*The Shoulder Length Plateau = The "brick wall" of hair growth, where hair appears as though it has stopped growing once it reaches shoulder length. *Particularly common amongst women of colour/african heritage.
For many (if not most) of us with african heritage, we have at some point in our lives hit the shoulder length plateau and become convinced that our hair had stopped growing entirely. We tried everything from excessive (or not enough) trimming and “miracle” creams, to braiding all year long - only to find ourselves back at square one, feeling like we were fighting a losing battle.
Sigh... Fix it, Lord!

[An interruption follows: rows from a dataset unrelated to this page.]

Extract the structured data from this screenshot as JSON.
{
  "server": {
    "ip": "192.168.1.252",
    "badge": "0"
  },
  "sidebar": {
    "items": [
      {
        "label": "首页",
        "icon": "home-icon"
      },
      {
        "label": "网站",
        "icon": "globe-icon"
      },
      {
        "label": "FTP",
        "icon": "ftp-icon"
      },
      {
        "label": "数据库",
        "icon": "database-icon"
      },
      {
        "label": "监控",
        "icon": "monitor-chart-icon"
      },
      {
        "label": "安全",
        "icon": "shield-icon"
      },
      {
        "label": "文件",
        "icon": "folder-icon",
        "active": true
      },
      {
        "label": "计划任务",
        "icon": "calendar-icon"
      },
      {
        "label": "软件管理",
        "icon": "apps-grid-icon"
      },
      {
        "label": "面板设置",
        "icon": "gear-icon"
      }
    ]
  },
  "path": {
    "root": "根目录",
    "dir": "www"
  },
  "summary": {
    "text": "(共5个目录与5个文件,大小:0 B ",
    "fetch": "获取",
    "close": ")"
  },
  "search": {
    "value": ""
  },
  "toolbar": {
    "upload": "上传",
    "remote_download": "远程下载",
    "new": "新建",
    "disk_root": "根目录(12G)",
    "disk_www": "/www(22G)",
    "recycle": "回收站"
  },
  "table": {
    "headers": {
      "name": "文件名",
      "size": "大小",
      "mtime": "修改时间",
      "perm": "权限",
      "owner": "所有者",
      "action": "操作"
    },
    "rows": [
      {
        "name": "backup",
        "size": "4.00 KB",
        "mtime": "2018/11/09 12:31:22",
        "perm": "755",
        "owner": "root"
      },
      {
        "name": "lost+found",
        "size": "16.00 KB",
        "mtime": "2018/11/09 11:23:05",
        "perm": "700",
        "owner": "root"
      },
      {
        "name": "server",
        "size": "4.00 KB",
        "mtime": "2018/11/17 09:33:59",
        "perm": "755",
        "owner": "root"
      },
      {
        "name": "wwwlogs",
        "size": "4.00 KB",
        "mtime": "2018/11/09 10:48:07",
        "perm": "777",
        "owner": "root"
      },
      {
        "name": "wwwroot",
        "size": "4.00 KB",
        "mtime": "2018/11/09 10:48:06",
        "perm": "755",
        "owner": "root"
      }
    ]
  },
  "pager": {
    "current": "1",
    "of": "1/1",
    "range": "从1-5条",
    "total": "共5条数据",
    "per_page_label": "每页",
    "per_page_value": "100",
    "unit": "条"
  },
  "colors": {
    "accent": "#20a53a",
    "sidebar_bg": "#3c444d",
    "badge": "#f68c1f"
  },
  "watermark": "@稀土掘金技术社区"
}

But what if I told you that the shoulder length plateau is a myth? Yes girl, they lied. It’s doesn’t exist. Unless you have a genetic or clinical scalp condition, your hair will continue to grow at an average rate of 0.5”(inches) every month. Plus, each individual hair on your head has overlapping growth cycles - which explains why all your hairs do not shed at once. If that were the case, we would all go completely bald every 7-10 years (the duration of the average hair growth cycle). By that logic, it can’t possibly be the case that all the hairs on your head magically know when they’ve reached your shoulders and make a unanimous decision to go on an indefinite strike. What is typically the case, is that your hair is breaking at a similar rate as it is growing. If your hair gains 6" in length every year, but your total hair loss (in length) due to breakage is about the same, we don’t need our grade school math teachers to tell us that the outcome will be appeared stagnation.

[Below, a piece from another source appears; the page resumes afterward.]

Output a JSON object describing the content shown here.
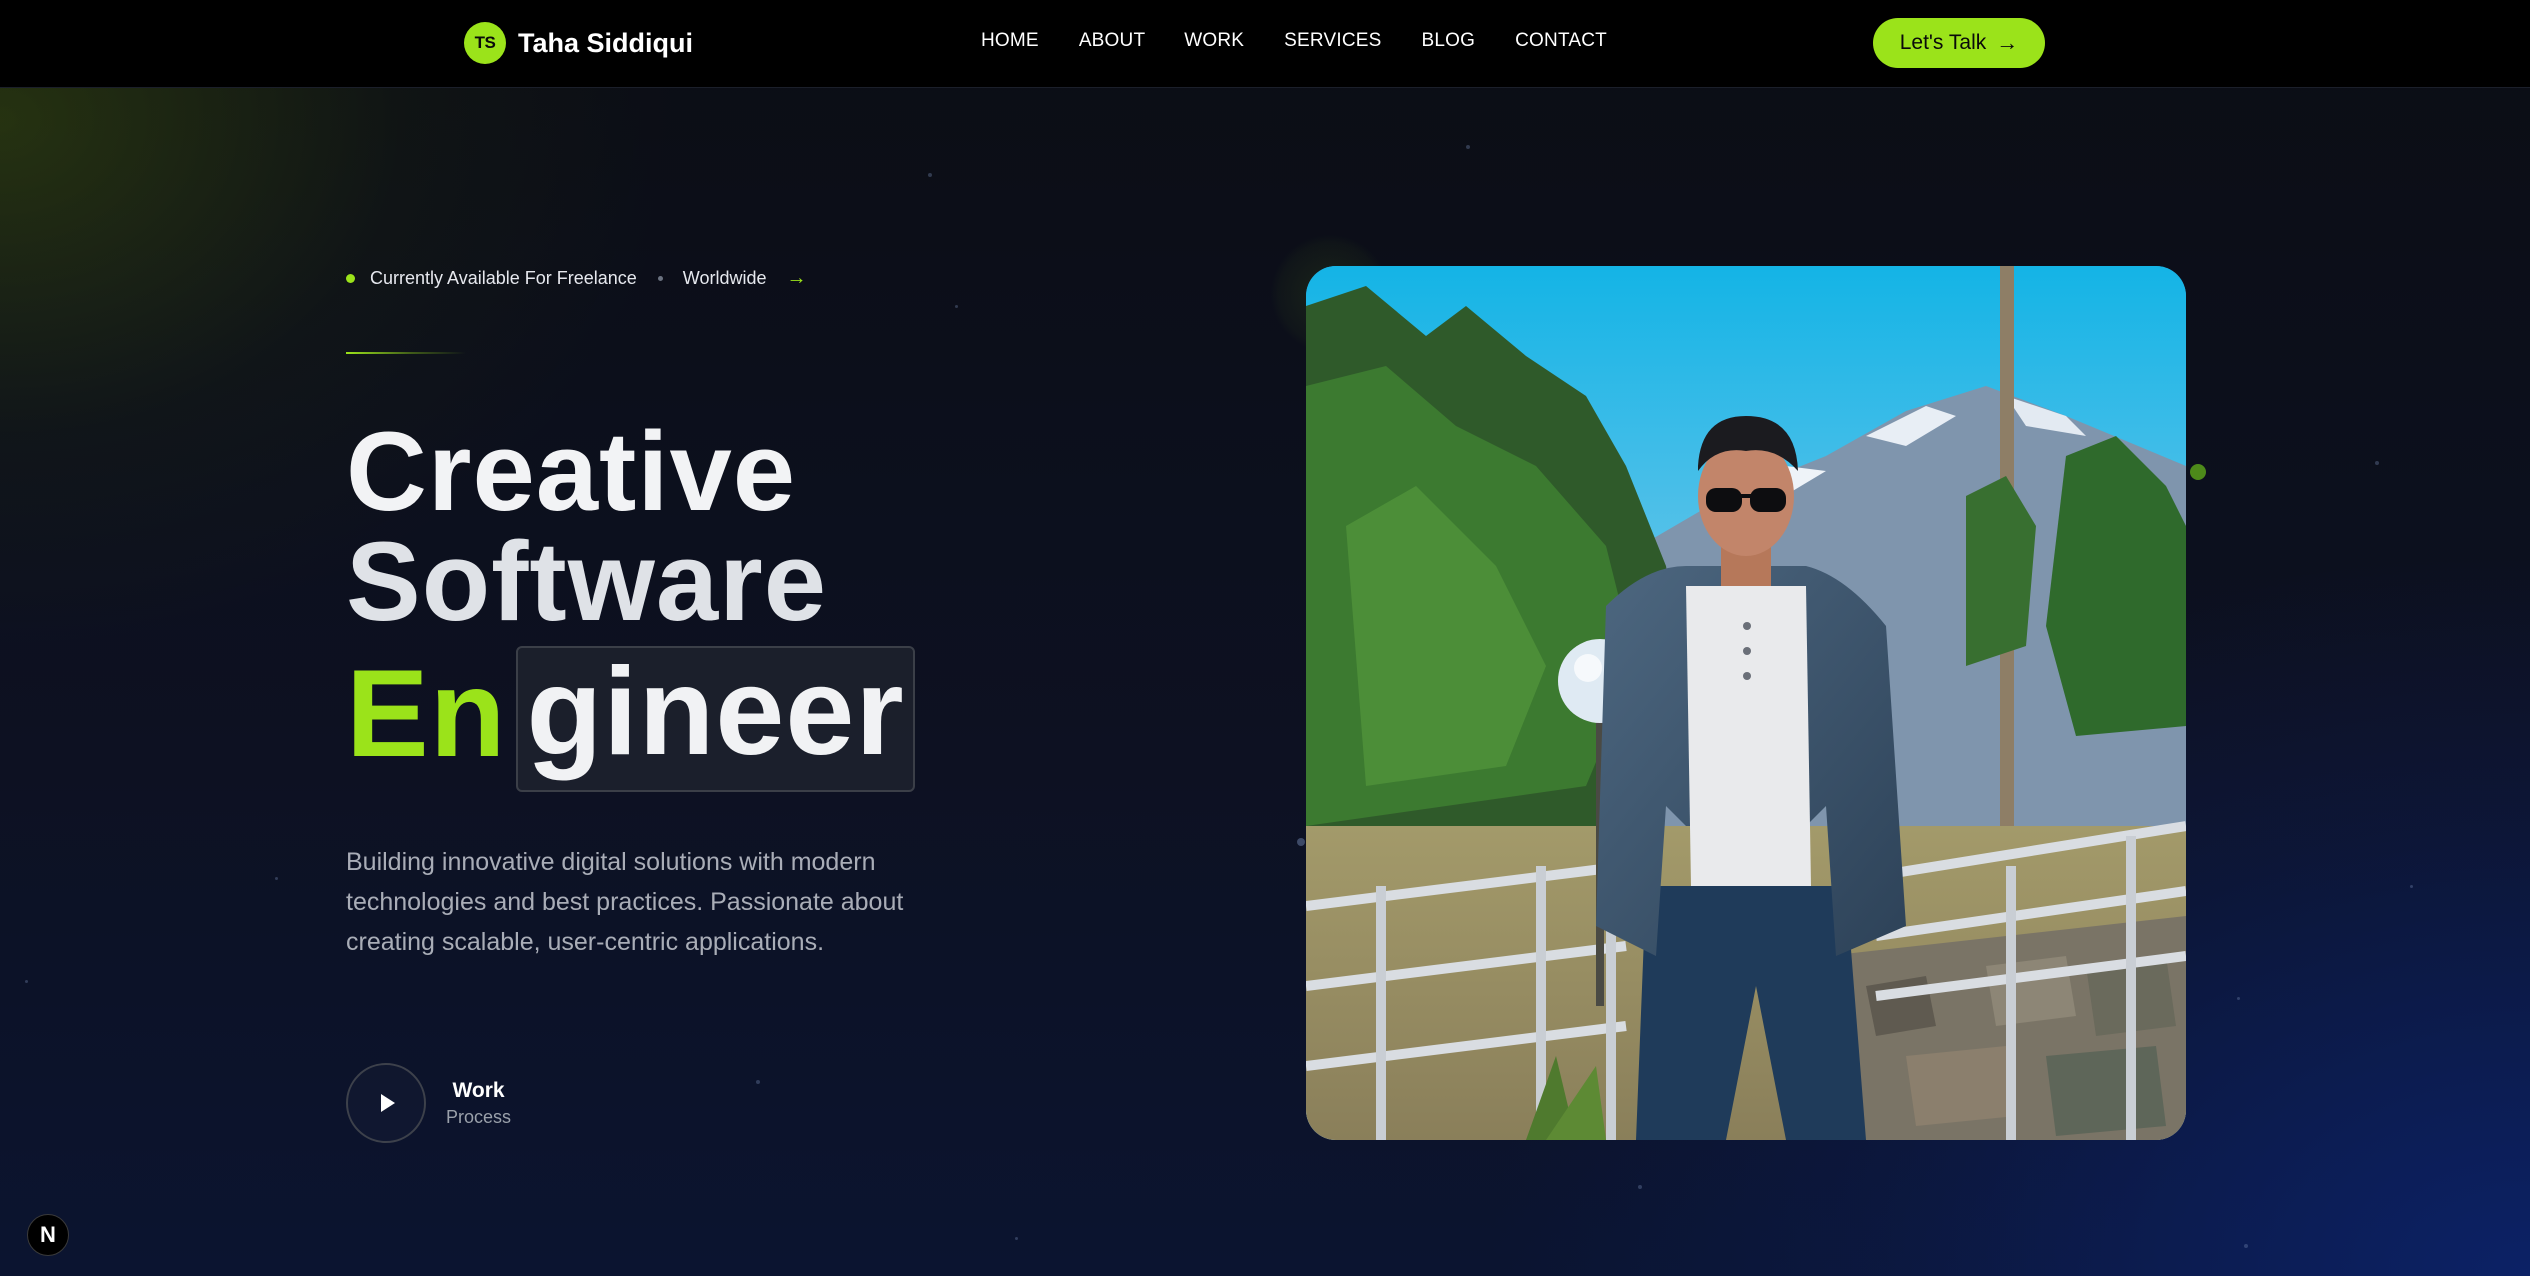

So what’s the solution, then?
Ultimately, beating the shoulder length plateau is about maximizing your length retention in any/every given growth cycle i.e. making sure that you’re maintaining the length that you do get - as opposed to losing it.
Here are some ways you can do just that;
Maintaining The Moisture Protein Balance
Two things hair needs to be healthy - moisture and protein. More importantly, the two must be in equilibrium for optimal hair health. Too much moisture (with the absence of protein) will make your hair susceptible to breakage from gummy-ness/excessive elasticity, while the reverse will cause breakage from brittleness of hair that is too hard. This is why ensuring you feed your hair the right amounts (and types) of moisturers and proteins is key to length retention.
In the same way your hair can suffer from a lack of something - you can also lose length as a result of inflicting external stressors on it. Constant and/or improper manipulation methods like excessive or dry combing/brushing, for example, is one of the various ways the ends of your hair can break. Taking care when manipulating your hair in any way shape, or form and protective styling will help minimize direct self inflicted breakage.
Halt the Heat
Ah, heat styling...if you know about this love-hate relationship, you know. Whether or not we know the science behind it, we can all testify that excessive and/or reckless heat use is damaging to the hair. Such high levels of heat (too often, and without an appropriate heat protectant) can not only permanently change the fundamental composition of your hair, but in doing so also leave your hair cuticle severely damaged - exposing your hair to even the most feeble external stressors, and making it that much more difficult to maintain its moisture-protein balance.
Not trimming vs. Excessive trimming
This one has long been a touchy subject in our community so worry not, I will be sure to tread lightly. I will start by reiterating that cutting your hair will not make it grow quicker and is counterintuitive to hair growth. However, as the hair at the ends of each hair is technically the oldest (and most jaded) it is possible that they could “compromise” the health of the rest of the hair and cause breakage. Hairs that are more damaged/that are missing parts of its cuticle are rough/rugged and can latch onto and/or rub against other surrounding hairs which, especially if you have naturally curly/kinky hair, will almost definitely result in knots and tangles - which in turn will lead to increasingly more if not cut off/trimmed. A similar logic works with split ends. We ought to trim them off so they don’t contribute to knots, but also so that a small split doesn’t work its way up, splitting an entire hair - making it completely exposed and for the most part irredeemable. At the same time there is hope. Trimming should only be done as needed, thus, it is only hair that is damaged that needs constant trimming/cutting. Observing the previous three tips will go a long way towards helping you minimizing the need to lose (instead of retain) acquired length.
Well there you have it girls. Adhering to the above in tandem with each other should put you in a good position to win your lifelong battle against the shoulder length plateau. But take note - and heart - that there is an asterisk, and that is *patience. If your hair grows 6” a year on average and you manage to retain 5 of those 6 - you’ve done an incredible job as avoiding breakage completely is almost impossible. But 5” spread over 12 months = 0.4/month. So if you don’t see results overnight, don’t be discouraged. Stick with it and I promise you, it will pay off very nicely!